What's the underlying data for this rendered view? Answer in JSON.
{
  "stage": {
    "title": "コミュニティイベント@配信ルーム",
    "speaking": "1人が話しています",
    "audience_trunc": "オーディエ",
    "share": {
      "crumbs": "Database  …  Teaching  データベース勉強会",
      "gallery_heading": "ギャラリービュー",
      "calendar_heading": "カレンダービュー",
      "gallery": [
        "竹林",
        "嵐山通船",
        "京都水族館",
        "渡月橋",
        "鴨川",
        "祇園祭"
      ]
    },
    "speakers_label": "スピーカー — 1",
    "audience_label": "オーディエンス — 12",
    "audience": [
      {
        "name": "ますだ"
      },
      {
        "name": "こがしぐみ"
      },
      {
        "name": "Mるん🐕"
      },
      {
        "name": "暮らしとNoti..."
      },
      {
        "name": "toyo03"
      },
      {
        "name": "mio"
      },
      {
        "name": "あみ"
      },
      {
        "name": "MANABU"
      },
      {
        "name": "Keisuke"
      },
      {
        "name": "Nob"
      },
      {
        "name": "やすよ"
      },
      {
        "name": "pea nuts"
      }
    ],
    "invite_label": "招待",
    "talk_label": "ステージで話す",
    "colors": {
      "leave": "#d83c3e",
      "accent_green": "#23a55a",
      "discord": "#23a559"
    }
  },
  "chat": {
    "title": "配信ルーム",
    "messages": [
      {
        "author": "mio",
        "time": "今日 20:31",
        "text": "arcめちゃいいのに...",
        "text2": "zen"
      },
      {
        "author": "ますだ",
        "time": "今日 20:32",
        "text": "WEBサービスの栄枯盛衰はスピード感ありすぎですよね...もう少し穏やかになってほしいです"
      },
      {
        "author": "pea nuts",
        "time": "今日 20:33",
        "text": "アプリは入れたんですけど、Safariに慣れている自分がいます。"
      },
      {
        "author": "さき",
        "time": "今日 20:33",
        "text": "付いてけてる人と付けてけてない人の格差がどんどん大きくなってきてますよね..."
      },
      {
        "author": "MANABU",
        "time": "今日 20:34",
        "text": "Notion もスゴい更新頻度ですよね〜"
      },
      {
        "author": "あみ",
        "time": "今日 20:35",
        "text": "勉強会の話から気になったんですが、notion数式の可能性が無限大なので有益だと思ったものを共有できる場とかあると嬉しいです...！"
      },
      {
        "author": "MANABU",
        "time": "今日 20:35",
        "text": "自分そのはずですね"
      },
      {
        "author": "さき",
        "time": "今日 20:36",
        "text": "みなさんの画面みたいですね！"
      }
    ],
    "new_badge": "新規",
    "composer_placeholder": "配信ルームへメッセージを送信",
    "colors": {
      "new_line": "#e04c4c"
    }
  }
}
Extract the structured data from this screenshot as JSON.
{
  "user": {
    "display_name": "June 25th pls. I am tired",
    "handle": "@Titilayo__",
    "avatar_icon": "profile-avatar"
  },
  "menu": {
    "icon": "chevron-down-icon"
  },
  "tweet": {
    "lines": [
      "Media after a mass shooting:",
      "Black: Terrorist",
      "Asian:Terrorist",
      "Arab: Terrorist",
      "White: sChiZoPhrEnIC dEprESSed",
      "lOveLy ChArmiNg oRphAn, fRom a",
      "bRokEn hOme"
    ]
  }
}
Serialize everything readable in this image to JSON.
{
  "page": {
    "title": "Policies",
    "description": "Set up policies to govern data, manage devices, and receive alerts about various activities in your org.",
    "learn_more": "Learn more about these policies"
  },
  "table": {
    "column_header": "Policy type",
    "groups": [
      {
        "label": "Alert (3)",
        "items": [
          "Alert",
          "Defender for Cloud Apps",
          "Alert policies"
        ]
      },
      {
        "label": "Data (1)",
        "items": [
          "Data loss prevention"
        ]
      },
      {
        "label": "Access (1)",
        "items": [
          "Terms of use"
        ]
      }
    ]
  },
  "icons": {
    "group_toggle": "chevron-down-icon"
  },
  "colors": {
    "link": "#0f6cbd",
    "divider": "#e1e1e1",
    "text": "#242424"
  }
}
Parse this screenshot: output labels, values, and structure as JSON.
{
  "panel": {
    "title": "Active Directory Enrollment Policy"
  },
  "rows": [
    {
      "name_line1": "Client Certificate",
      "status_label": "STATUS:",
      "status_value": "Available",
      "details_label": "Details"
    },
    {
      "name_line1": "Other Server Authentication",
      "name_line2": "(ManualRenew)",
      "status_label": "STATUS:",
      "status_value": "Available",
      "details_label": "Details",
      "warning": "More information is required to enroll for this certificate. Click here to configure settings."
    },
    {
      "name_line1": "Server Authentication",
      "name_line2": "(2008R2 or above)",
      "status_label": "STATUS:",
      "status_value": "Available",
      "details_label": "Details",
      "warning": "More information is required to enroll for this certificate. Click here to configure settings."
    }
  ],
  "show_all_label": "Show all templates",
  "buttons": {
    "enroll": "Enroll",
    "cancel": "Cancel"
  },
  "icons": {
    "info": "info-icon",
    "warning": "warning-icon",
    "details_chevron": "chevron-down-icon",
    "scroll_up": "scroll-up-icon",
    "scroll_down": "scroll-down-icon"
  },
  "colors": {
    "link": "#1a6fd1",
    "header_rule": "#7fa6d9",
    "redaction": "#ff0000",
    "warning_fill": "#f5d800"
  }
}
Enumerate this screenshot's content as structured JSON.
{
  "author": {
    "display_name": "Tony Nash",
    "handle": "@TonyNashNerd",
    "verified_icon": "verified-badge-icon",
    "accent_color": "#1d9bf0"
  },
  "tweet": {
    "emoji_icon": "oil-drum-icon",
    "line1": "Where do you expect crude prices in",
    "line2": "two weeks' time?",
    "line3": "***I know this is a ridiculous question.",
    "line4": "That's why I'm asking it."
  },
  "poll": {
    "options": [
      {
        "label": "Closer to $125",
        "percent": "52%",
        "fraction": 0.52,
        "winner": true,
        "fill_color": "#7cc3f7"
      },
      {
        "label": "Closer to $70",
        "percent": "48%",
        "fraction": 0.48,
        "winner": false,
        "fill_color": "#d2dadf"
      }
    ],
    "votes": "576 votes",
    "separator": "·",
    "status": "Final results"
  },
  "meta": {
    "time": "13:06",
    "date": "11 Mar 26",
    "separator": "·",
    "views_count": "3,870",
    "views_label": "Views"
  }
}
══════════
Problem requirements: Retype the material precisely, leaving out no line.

Output for this exercise:
What's the underlying data for this rendered view? Answer in JSON.
{
  "stage": {
    "title": "コミュニティイベント@配信ルーム",
    "speaking": "1人が話しています",
    "audience_trunc": "オーディエ",
    "share": {
      "crumbs": "Database  …  Teaching  データベース勉強会",
      "gallery_heading": "ギャラリービュー",
      "calendar_heading": "カレンダービュー",
      "gallery": [
        "竹林",
        "嵐山通船",
        "京都水族館",
        "渡月橋",
        "鴨川",
        "祇園祭"
      ]
    },
    "speakers_label": "スピーカー — 1",
    "audience_label": "オーディエンス — 12",
    "audience": [
      {
        "name": "ますだ"
      },
      {
        "name": "こがしぐみ"
      },
      {
        "name": "Mるん🐕"
      },
      {
        "name": "暮らしとNoti..."
      },
      {
        "name": "toyo03"
      },
      {
        "name": "mio"
      },
      {
        "name": "あみ"
      },
      {
        "name": "MANABU"
      },
      {
        "name": "Keisuke"
      },
      {
        "name": "Nob"
      },
      {
        "name": "やすよ"
      },
      {
        "name": "pea nuts"
      }
    ],
    "invite_label": "招待",
    "talk_label": "ステージで話す",
    "colors": {
      "leave": "#d83c3e",
      "accent_green": "#23a55a",
      "discord": "#23a559"
    }
  },
  "chat": {
    "title": "配信ルーム",
    "messages": [
      {
        "author": "mio",
        "time": "今日 20:31",
        "text": "arcめちゃいいのに...",
        "text2": "zen"
      },
      {
        "author": "ますだ",
        "time": "今日 20:32",
        "text": "WEBサービスの栄枯盛衰はスピード感ありすぎですよね...もう少し穏やかになってほしいです"
      },
      {
        "author": "pea nuts",
        "time": "今日 20:33",
        "text": "アプリは入れたんですけど、Safariに慣れている自分がいます。"
      },
      {
        "author": "さき",
        "time": "今日 20:33",
        "text": "付いてけてる人と付けてけてない人の格差がどんどん大きくなってきてますよね..."
      },
      {
        "author": "MANABU",
        "time": "今日 20:34",
        "text": "Notion もスゴい更新頻度ですよね〜"
      },
      {
        "author": "あみ",
        "time": "今日 20:35",
        "text": "勉強会の話から気になったんですが、notion数式の可能性が無限大なので有益だと思ったものを共有できる場とかあると嬉しいです...！"
      },
      {
        "author": "MANABU",
        "time": "今日 20:35",
        "text": "自分そのはずですね"
      },
      {
        "author": "さき",
        "time": "今日 20:36",
        "text": "みなさんの画面みたいですね！"
      }
    ],
    "new_badge": "新規",
    "composer_placeholder": "配信ルームへメッセージを送信",
    "colors": {
      "new_line": "#e04c4c"
    }
  }
}
Extract the structured data from this screenshot as JSON.
{
  "user": {
    "display_name": "June 25th pls. I am tired",
    "handle": "@Titilayo__",
    "avatar_icon": "profile-avatar"
  },
  "menu": {
    "icon": "chevron-down-icon"
  },
  "tweet": {
    "lines": [
      "Media after a mass shooting:",
      "Black: Terrorist",
      "Asian:Terrorist",
      "Arab: Terrorist",
      "White: sChiZoPhrEnIC dEprESSed",
      "lOveLy ChArmiNg oRphAn, fRom a",
      "bRokEn hOme"
    ]
  }
}
Serialize everything readable in this image to JSON.
{
  "page": {
    "title": "Policies",
    "description": "Set up policies to govern data, manage devices, and receive alerts about various activities in your org.",
    "learn_more": "Learn more about these policies"
  },
  "table": {
    "column_header": "Policy type",
    "groups": [
      {
        "label": "Alert (3)",
        "items": [
          "Alert",
          "Defender for Cloud Apps",
          "Alert policies"
        ]
      },
      {
        "label": "Data (1)",
        "items": [
          "Data loss prevention"
        ]
      },
      {
        "label": "Access (1)",
        "items": [
          "Terms of use"
        ]
      }
    ]
  },
  "icons": {
    "group_toggle": "chevron-down-icon"
  },
  "colors": {
    "link": "#0f6cbd",
    "divider": "#e1e1e1",
    "text": "#242424"
  }
}
Parse this screenshot: output labels, values, and structure as JSON.
{
  "panel": {
    "title": "Active Directory Enrollment Policy"
  },
  "rows": [
    {
      "name_line1": "Client Certificate",
      "status_label": "STATUS:",
      "status_value": "Available",
      "details_label": "Details"
    },
    {
      "name_line1": "Other Server Authentication",
      "name_line2": "(ManualRenew)",
      "status_label": "STATUS:",
      "status_value": "Available",
      "details_label": "Details",
      "warning": "More information is required to enroll for this certificate. Click here to configure settings."
    },
    {
      "name_line1": "Server Authentication",
      "name_line2": "(2008R2 or above)",
      "status_label": "STATUS:",
      "status_value": "Available",
      "details_label": "Details",
      "warning": "More information is required to enroll for this certificate. Click here to configure settings."
    }
  ],
  "show_all_label": "Show all templates",
  "buttons": {
    "enroll": "Enroll",
    "cancel": "Cancel"
  },
  "icons": {
    "info": "info-icon",
    "warning": "warning-icon",
    "details_chevron": "chevron-down-icon",
    "scroll_up": "scroll-up-icon",
    "scroll_down": "scroll-down-icon"
  },
  "colors": {
    "link": "#1a6fd1",
    "header_rule": "#7fa6d9",
    "redaction": "#ff0000",
    "warning_fill": "#f5d800"
  }
}
Enumerate this screenshot's content as structured JSON.
{
  "author": {
    "display_name": "Tony Nash",
    "handle": "@TonyNashNerd",
    "verified_icon": "verified-badge-icon",
    "accent_color": "#1d9bf0"
  },
  "tweet": {
    "emoji_icon": "oil-drum-icon",
    "line1": "Where do you expect crude prices in",
    "line2": "two weeks' time?",
    "line3": "***I know this is a ridiculous question.",
    "line4": "That's why I'm asking it."
  },
  "poll": {
    "options": [
      {
        "label": "Closer to $125",
        "percent": "52%",
        "fraction": 0.52,
        "winner": true,
        "fill_color": "#7cc3f7"
      },
      {
        "label": "Closer to $70",
        "percent": "48%",
        "fraction": 0.48,
        "winner": false,
        "fill_color": "#d2dadf"
      }
    ],
    "votes": "576 votes",
    "separator": "·",
    "status": "Final results"
  },
  "meta": {
    "time": "13:06",
    "date": "11 Mar 26",
    "separator": "·",
    "views_count": "3,870",
    "views_label": "Views"
  }
}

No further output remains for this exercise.